So what should we do as we try to let go of the questions and live fully? Ignore every piece of advice? Lash out at well-meaning friends and family for their questions? Bury every desire so deep inside that not even an FBI agent could find it? Here are a few things I try to remember.
- Trust God—above all. He is bigger than the statistics, the hurts, and the seemingly missed opportunities. Pay attention when He is closing a door or opening a new one. Go to Him with your desires—He’s got this.
- Take advice—with a grain of salt. Everyone has a story, and listening can encourage you. But realize that what worked for them might not necessarily work for you. Your life, your story is just that—yours. So don’t feel like you have to do things exactly like someone else.
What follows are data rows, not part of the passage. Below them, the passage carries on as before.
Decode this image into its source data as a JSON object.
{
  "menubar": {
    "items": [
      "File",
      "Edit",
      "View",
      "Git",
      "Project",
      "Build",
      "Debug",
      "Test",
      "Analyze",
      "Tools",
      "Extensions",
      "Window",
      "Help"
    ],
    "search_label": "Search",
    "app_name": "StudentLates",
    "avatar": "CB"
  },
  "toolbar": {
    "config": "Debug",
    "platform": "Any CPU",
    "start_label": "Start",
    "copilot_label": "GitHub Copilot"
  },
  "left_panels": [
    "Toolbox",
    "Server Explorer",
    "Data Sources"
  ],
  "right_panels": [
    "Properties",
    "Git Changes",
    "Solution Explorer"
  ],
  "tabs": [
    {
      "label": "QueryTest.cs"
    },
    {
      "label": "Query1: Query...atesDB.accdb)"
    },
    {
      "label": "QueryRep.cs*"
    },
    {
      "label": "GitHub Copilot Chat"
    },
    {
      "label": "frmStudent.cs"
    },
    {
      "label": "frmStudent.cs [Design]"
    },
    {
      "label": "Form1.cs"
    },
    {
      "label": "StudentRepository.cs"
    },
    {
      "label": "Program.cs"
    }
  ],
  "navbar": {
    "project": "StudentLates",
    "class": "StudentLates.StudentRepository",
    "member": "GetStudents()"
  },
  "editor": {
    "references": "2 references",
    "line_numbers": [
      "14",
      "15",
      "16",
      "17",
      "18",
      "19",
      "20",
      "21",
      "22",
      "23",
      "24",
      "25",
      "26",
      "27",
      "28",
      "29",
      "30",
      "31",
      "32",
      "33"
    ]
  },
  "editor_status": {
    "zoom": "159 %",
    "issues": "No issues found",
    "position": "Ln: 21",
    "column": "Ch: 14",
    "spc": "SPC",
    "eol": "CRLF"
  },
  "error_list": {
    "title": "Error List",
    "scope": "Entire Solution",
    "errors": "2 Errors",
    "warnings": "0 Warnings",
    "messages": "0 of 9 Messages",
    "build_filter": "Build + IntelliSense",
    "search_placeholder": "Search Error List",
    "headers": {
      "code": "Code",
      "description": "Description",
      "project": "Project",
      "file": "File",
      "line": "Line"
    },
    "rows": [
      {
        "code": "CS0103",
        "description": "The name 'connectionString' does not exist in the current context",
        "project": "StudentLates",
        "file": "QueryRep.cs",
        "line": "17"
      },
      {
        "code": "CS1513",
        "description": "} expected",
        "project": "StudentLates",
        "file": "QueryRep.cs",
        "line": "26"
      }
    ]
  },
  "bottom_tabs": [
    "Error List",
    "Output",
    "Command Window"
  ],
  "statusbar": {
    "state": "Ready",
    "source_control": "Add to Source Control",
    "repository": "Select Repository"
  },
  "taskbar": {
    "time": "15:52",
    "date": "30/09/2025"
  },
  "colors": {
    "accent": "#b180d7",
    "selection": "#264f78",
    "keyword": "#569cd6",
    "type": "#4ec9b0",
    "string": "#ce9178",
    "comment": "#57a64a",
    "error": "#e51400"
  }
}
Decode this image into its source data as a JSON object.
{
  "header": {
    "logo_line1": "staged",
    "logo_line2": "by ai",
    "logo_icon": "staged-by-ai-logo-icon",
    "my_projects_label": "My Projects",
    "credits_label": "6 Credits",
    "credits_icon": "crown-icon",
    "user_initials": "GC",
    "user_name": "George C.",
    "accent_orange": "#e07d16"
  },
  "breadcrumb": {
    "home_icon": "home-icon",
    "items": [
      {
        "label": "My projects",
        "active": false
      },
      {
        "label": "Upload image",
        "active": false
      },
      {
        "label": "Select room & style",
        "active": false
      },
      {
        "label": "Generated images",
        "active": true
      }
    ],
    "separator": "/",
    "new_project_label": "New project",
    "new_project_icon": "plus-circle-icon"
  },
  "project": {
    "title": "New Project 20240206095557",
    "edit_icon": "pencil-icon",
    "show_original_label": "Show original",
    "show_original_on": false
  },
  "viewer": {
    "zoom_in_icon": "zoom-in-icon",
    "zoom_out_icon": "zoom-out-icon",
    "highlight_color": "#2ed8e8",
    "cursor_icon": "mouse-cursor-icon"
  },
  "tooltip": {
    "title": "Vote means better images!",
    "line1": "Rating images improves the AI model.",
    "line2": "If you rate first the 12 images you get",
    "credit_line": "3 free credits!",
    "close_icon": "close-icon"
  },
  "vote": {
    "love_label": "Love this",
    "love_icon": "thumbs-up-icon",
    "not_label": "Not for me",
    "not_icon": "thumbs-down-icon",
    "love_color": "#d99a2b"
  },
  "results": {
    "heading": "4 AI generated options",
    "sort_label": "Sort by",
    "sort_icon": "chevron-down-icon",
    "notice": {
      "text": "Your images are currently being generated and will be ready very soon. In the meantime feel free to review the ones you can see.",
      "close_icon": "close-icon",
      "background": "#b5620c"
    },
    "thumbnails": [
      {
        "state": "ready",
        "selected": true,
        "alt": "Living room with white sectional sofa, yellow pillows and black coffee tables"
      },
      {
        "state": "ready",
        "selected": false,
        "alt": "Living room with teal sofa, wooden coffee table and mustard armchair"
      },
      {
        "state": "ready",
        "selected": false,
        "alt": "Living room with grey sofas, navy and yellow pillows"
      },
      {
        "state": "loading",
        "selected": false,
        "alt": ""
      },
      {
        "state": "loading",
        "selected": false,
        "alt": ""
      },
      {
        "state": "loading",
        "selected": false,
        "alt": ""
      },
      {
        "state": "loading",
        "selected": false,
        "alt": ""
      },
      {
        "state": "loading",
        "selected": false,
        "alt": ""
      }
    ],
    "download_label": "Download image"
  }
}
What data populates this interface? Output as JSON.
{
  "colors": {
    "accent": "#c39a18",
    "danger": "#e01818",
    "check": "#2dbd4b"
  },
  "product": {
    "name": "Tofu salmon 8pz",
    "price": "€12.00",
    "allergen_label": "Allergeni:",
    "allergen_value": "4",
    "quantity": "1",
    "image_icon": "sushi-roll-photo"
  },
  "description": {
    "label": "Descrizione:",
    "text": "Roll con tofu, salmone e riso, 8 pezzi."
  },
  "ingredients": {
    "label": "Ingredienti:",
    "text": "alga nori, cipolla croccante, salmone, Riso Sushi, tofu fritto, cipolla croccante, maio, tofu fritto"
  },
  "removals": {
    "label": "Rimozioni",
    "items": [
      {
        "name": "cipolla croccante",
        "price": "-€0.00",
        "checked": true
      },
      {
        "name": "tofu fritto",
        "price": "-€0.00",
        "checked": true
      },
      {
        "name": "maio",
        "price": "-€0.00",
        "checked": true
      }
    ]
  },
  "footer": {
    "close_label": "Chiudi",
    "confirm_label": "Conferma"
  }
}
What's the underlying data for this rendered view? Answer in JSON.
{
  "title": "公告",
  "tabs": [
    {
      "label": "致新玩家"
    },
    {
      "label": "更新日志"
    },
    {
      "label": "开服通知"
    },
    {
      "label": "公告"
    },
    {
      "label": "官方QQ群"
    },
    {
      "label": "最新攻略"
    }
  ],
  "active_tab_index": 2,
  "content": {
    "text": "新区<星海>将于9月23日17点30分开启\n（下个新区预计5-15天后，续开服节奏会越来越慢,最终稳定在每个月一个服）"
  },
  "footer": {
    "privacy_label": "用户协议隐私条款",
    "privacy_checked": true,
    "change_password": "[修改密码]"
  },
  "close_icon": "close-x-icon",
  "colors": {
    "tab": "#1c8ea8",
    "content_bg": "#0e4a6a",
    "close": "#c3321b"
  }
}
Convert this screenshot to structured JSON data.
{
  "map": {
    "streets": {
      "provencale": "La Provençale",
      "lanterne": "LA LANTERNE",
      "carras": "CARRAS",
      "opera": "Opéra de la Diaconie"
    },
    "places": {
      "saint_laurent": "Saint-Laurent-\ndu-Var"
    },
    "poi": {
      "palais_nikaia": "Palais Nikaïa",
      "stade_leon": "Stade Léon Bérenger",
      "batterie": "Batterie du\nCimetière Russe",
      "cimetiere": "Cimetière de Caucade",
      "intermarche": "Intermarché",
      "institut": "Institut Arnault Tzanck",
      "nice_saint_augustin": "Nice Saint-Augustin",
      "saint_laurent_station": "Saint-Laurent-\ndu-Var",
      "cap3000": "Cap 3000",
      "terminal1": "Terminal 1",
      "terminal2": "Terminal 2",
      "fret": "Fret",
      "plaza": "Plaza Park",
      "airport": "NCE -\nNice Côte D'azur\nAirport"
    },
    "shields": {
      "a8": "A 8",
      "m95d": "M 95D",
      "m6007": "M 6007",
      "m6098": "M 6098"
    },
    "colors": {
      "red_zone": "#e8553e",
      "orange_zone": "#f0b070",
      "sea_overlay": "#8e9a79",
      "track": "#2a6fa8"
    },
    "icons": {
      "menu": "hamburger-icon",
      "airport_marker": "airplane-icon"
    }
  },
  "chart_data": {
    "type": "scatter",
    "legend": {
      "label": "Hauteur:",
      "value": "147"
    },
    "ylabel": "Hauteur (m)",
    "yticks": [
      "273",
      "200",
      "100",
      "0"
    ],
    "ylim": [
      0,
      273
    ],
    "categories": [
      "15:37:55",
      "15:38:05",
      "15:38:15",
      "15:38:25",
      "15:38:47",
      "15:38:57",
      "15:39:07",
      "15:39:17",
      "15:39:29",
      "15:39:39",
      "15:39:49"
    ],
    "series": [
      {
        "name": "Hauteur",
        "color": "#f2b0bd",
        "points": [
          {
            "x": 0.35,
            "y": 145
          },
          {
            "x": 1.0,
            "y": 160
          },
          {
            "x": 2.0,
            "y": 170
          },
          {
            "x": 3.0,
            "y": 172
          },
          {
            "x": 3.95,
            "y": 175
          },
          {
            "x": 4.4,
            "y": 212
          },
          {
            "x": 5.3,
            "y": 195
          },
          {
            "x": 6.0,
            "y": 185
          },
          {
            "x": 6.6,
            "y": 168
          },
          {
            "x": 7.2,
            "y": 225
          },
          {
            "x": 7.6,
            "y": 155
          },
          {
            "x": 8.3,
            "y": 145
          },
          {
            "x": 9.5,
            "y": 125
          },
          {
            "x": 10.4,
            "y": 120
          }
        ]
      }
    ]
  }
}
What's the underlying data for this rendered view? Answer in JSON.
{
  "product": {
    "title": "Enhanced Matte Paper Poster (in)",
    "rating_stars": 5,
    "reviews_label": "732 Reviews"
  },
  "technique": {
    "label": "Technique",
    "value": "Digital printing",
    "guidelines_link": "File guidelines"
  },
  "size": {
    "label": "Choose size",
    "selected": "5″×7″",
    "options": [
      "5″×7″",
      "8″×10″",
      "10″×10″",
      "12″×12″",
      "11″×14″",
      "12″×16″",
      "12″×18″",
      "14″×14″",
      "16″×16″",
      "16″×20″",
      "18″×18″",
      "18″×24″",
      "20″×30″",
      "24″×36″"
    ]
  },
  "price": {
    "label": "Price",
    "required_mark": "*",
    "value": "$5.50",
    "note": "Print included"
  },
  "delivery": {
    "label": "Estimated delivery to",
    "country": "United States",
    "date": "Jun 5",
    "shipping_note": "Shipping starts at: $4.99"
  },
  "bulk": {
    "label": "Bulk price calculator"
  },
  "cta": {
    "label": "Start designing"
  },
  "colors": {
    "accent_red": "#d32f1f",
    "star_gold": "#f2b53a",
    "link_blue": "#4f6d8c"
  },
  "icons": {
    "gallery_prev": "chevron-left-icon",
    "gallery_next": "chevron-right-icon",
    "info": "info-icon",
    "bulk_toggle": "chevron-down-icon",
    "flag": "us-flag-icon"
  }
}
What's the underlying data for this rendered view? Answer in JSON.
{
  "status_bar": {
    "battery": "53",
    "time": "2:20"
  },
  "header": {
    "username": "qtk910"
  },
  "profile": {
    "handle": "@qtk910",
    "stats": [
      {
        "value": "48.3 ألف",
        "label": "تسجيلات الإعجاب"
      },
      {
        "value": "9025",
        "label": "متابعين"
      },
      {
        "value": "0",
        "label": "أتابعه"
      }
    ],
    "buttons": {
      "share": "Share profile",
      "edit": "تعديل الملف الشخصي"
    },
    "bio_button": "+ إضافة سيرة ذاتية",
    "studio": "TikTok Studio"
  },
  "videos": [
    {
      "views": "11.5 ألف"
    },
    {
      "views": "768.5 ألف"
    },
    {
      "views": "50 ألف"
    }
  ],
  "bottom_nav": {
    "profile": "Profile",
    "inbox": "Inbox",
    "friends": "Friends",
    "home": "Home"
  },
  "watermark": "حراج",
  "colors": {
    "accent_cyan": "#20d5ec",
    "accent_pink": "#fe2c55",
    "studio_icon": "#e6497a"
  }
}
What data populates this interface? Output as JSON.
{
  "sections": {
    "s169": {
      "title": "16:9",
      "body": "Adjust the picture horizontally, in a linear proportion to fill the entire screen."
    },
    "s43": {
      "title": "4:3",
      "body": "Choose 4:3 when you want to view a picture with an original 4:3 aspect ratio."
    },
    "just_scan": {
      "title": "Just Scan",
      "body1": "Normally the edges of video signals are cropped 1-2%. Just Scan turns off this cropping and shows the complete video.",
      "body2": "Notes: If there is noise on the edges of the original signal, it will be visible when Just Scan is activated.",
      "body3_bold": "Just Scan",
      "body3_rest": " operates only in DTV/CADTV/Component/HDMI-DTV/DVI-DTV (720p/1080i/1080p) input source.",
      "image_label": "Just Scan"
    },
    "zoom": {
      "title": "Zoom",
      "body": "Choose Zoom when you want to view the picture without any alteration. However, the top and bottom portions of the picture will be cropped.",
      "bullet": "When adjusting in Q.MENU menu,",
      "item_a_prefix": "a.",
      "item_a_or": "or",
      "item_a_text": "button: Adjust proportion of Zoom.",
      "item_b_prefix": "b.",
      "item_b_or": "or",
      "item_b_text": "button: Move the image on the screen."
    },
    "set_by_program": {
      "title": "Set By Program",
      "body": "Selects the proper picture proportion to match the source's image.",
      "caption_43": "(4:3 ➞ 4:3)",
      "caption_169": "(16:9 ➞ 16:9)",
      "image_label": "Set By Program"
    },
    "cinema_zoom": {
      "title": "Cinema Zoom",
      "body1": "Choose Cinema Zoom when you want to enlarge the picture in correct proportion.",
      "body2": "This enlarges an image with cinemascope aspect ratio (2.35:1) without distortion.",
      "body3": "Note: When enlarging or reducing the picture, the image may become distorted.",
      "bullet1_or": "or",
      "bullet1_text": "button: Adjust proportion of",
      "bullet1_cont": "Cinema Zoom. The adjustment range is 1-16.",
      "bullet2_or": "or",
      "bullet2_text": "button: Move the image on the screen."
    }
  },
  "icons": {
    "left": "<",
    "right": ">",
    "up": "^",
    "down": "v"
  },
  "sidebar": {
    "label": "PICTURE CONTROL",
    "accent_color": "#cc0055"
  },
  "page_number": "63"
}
- Take chances—every chance you get. Go beyond your comfort zone to serve and play. Be open to trying new things and going new places. Strike up a conversation with a stranger. Build strong relationships with the people that God has placed in your life. Be raw, be real. And you just might be surprised by who joins you on the journey.
I didn’t have an answer for Zahara that night. “It’s ok, sweetheart,” I said. “God willing one day I will, but for now, I get to be with all of you.”
That answer seemed to satisfy the girls who nodded in agreement and echoed my sentiment into the gathering dusk. “God willing.”